§ REQUIRED ACTION
The line containing "Output a JSON" marks where to begin. Write out that line and every line after it exactly, through the last line below.

§ MATERIAL FOR THIS EXERCISE
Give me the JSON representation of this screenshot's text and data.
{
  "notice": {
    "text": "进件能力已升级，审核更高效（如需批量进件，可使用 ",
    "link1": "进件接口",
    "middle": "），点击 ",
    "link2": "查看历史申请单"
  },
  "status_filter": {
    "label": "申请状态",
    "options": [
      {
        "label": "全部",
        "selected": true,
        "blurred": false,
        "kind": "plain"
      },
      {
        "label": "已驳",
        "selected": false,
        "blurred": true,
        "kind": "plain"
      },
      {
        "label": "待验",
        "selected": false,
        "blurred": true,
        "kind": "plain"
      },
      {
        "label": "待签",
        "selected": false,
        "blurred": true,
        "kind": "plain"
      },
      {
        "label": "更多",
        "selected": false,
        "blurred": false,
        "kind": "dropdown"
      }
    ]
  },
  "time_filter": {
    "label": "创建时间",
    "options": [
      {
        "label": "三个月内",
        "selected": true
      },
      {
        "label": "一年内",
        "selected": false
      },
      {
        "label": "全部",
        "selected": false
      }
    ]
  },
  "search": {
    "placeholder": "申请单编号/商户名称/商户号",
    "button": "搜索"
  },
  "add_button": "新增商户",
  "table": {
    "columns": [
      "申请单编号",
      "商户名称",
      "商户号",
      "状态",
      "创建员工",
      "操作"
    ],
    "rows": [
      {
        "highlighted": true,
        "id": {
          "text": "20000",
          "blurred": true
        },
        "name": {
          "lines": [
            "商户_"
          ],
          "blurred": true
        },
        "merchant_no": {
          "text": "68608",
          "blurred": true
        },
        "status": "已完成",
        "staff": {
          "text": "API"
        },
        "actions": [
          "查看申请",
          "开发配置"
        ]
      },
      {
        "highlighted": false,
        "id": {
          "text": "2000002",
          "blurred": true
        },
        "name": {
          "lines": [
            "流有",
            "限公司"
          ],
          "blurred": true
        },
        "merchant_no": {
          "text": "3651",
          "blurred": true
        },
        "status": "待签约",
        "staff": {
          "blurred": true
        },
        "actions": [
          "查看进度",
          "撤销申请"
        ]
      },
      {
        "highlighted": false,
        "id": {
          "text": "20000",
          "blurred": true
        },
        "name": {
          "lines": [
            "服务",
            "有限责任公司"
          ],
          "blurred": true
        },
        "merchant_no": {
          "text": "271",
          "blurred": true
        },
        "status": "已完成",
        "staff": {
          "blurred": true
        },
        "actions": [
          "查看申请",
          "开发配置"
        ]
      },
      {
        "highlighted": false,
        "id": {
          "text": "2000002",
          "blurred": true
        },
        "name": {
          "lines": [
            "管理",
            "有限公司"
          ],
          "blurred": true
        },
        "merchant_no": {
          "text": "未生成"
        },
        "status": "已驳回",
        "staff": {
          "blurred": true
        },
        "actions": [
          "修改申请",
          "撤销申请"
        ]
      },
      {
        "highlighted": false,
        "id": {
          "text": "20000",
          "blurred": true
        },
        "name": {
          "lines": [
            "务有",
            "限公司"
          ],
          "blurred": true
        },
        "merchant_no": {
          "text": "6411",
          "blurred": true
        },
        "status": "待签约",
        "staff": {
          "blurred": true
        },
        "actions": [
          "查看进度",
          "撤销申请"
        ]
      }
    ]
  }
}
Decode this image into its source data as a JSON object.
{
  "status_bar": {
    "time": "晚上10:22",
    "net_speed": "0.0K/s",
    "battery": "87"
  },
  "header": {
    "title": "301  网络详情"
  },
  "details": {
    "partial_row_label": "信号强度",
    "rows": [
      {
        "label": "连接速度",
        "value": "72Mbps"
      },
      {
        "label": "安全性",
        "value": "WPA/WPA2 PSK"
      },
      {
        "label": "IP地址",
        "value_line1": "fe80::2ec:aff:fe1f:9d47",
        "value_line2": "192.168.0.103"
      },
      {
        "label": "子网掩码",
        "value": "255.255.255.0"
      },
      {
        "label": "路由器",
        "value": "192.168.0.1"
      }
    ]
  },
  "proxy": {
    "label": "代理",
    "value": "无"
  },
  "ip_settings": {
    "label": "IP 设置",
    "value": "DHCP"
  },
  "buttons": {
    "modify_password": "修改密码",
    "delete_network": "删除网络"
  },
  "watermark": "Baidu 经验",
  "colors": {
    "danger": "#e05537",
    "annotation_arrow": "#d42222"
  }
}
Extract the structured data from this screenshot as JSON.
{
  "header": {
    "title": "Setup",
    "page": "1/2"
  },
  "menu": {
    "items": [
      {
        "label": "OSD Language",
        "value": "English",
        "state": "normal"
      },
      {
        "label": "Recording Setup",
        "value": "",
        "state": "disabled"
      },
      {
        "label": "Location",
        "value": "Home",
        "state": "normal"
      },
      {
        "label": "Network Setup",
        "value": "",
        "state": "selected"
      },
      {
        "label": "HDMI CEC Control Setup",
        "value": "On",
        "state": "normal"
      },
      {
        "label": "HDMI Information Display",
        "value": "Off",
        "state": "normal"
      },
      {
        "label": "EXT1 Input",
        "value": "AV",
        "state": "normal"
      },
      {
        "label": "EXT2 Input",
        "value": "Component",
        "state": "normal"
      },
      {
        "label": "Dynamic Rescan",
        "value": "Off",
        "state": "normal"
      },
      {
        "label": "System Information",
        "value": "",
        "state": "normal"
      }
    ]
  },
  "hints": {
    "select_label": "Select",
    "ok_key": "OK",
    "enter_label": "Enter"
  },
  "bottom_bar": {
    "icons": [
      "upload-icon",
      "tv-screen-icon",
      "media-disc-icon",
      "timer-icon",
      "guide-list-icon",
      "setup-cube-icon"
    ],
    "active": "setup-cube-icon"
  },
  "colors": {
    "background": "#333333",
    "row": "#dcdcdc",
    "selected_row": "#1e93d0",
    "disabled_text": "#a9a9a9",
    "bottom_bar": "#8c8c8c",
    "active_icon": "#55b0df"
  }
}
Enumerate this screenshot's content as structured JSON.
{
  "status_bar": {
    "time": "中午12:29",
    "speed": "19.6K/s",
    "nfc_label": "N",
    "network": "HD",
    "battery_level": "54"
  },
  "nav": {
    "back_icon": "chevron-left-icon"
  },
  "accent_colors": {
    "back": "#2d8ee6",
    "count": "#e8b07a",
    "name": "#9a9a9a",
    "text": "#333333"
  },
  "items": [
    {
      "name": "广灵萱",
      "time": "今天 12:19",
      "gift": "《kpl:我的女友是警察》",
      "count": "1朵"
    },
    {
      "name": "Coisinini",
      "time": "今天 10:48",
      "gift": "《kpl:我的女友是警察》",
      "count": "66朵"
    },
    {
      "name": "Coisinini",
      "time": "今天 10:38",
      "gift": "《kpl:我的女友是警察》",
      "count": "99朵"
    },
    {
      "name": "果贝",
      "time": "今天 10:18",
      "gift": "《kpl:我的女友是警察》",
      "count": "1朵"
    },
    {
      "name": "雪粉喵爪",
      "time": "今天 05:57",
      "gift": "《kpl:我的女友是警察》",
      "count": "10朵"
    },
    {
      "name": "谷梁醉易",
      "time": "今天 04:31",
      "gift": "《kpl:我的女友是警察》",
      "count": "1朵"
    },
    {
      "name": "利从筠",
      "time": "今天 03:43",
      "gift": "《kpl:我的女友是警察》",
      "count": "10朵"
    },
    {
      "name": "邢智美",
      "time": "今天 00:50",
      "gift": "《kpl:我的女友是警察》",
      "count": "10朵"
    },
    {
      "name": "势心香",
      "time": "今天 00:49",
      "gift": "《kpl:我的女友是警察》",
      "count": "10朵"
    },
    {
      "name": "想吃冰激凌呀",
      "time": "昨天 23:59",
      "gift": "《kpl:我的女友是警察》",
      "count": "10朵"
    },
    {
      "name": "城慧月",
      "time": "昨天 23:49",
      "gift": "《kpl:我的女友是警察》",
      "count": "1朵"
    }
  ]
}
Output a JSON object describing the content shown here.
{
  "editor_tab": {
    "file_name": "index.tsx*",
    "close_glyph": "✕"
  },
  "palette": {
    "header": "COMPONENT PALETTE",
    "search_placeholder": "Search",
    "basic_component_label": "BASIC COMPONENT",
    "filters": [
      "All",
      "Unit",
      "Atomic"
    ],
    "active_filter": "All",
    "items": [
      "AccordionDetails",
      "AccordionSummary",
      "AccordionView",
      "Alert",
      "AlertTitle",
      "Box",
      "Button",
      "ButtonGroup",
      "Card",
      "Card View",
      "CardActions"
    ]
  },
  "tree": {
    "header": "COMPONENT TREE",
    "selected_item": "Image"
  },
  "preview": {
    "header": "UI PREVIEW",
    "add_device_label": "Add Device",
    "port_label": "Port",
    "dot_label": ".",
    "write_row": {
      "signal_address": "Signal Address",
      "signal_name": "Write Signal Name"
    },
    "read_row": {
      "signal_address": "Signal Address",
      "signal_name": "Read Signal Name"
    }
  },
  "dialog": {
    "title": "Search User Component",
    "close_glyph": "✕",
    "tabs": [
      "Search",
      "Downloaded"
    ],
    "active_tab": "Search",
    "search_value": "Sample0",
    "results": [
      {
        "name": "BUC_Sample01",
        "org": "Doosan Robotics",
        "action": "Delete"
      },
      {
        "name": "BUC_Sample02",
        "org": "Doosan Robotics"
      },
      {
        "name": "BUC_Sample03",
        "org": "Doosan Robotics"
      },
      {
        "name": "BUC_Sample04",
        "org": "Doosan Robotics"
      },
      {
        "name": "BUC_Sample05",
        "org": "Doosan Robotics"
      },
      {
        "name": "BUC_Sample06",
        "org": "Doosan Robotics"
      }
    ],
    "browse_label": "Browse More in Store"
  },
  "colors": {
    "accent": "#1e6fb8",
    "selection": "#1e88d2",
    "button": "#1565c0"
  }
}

§ RESULT BELOW
Output a JSON object describing the content shown here.
{
  "editor_tab": {
    "file_name": "index.tsx*",
    "close_glyph": "✕"
  },
  "palette": {
    "header": "COMPONENT PALETTE",
    "search_placeholder": "Search",
    "basic_component_label": "BASIC COMPONENT",
    "filters": [
      "All",
      "Unit",
      "Atomic"
    ],
    "active_filter": "All",
    "items": [
      "AccordionDetails",
      "AccordionSummary",
      "AccordionView",
      "Alert",
      "AlertTitle",
      "Box",
      "Button",
      "ButtonGroup",
      "Card",
      "Card View",
      "CardActions"
    ]
  },
  "tree": {
    "header": "COMPONENT TREE",
    "selected_item": "Image"
  },
  "preview": {
    "header": "UI PREVIEW",
    "add_device_label": "Add Device",
    "port_label": "Port",
    "dot_label": ".",
    "write_row": {
      "signal_address": "Signal Address",
      "signal_name": "Write Signal Name"
    },
    "read_row": {
      "signal_address": "Signal Address",
      "signal_name": "Read Signal Name"
    }
  },
  "dialog": {
    "title": "Search User Component",
    "close_glyph": "✕",
    "tabs": [
      "Search",
      "Downloaded"
    ],
    "active_tab": "Search",
    "search_value": "Sample0",
    "results": [
      {
        "name": "BUC_Sample01",
        "org": "Doosan Robotics",
        "action": "Delete"
      },
      {
        "name": "BUC_Sample02",
        "org": "Doosan Robotics"
      },
      {
        "name": "BUC_Sample03",
        "org": "Doosan Robotics"
      },
      {
        "name": "BUC_Sample04",
        "org": "Doosan Robotics"
      },
      {
        "name": "BUC_Sample05",
        "org": "Doosan Robotics"
      },
      {
        "name": "BUC_Sample06",
        "org": "Doosan Robotics"
      }
    ],
    "browse_label": "Browse More in Store"
  },
  "colors": {
    "accent": "#1e6fb8",
    "selection": "#1e88d2",
    "button": "#1565c0"
  }
}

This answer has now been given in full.